Leaving Lola – Part 1: Staying Up
Part 1 of 3
Reese said, “When you are there, you should blog about funerals in the Philippines” and I first thought, “Wow, that’s sort of a morbid subject”. Little did I know that funerals in the Philippines can be emotionally lush and symbolic celebrations, especially if the person lived a long life — like my Lola did.
When I heard the news, I was doing my share of door duty at People Power and in the blink of an eye I was packing my things – my Lola – the matriarch and our last link to her generation -had passed away. My whirlwind trip ended 40 hours later at my family’s ancestral house in Alaminos, Laguna Province — amidst a flurry of tears and painful embraces.
Why had we not gone to a funeral home? Upon entering the house, there was my Lola’s coffin, she inside, dressed in pina, jusi and pearls, surrounded by roses, sampaguitas, blessing cards and the people who loved her. The funeral was in a few days and until then, we would stay with her body here in the house, on the land she has lived on for almost a century.
“It’s Made In the USA,” said Tyrone, an uncle that I was just meeting right then and there, pointing at the sturdy chariot. “That’s why it’s more expensive.” (Apparently, I’m not supposed to call him Tito Tyrone, because he’s not my direct uncle, but a cousin’s cousin of my mom. “Tito” as a term of respect for elders is purely an immigrant creation that created community in a lonely new land.) More relatives would stream in, most of whom I had met when I was a baby, to others I thought I had never met before but whose features were strangely similar to my own… “I’m the eldest son of your Lolo’s younger brother — your distant cousin. I used to take care of YOU.”
Funny enough, they told me that I looked a lot like my Lola when she was smiling or laughing.
And they stayed late into the night, praying, singing songs, exchanging memories. They came from the city, but mostly they came from the “lupa”, the land that my family has owned since the 1800s when friars parsed and distributed it to only a lucky few, thus setting the stage for the class divisions that are still present in the Philippines today.
This was rich land, before Dole and Del Monte ravaged it’s pineapples and mangoes, putting its bounty in tin cans to be sent (ironically) to North America where unaware kids like my cousins and I could snack on fruit cocktail as part of our brown bag lunches along with sandwiches and other bologna.
It’s also land where not only coconuts and lanzones grow, but also children… poor ones with parents who work hard for little money and can’t pay rent or a mortgage, and so rely on the goodness and compassion of others, like my Lola. Others might call them squatters, but if they are here tonight, they are family — and they are crying and praying too — they have lost someone with qualities that are now too rare in this day and age.

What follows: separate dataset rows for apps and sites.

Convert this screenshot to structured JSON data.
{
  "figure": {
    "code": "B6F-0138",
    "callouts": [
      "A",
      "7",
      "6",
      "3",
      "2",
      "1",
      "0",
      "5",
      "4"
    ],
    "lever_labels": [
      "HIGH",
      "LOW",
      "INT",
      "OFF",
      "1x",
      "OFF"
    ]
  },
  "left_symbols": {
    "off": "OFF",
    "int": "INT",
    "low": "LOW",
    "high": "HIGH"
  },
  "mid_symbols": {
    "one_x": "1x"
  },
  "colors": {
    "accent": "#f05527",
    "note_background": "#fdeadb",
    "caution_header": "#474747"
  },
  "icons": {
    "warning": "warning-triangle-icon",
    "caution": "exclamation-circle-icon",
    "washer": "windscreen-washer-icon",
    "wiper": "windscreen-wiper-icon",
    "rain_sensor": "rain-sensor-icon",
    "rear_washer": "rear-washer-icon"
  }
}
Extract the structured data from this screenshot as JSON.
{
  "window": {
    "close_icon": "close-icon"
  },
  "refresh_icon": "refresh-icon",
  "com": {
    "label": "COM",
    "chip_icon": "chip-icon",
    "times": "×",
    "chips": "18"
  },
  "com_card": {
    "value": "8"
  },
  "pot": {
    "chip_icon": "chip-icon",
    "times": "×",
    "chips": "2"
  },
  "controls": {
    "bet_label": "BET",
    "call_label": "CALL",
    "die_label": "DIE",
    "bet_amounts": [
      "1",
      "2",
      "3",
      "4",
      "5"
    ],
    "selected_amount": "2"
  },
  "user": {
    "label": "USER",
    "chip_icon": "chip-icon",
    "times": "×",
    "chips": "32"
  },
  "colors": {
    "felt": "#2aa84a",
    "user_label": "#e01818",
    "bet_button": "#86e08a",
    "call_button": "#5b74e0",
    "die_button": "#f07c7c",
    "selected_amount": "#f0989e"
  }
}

This is Juan. He and his family live on the very edge of the Bicomong-Punzalan land which backs right on to the makeshift houses on the ‘riles’. His family was doing odd jobs around the property when he was born — totally blind. “Lola took care of him, that’s why he is here all night”, said my mother. “She took care of a lot of people by giving them an honest day’s work — even when the work didn’t necessarily need to be done”.
Why would you pay for work that didn’t necessarily need doing? And what was the work arrangement? “They didn’t ask for payment,” said Mom. “But your Lola always tried to take care of everyone. She knew that we couldn’t live without them, either.” I guess this is how the ecosystem works — when you are blessed, you should find a way to share the blessing. You don’t choose your lot in life, but you sure can do good with what you have. “Your Lola was too generous.”
And that’s how it was, night after night. Staying up and making sure that there was always someone to keep Lola company. Sometimes the room was abuzz with memories and stories and sometimes the silence was deafening as the reality set in that we wouldn’t be seeing her for a long while. Here, there is no attendant to tell you and your guests to leave. No one to lock up and tell you to come back tomorrow at 10am. Just an open door, welcoming you in at any hour you want to arrive — any hour you want to pay tribute. This is NOT North America where we impose business hours on mourning and so we stay up.
Sometimes, I even found myself being the last and only one awake. I’ll admit, I felt a bit like “Johnny” in a scene from Ang Pamana. I’m happy to report that I saw no mananangals… but I’m sure there was a ghost or two present — good ones.
I suppose that this is what the tradition is all about – you don’t leave the body, and the spirit never leaves YOU.
Even in death, we take care of each other.
CLICK HERE to read PART 2 of Leaving Lola – Walking with Ghosts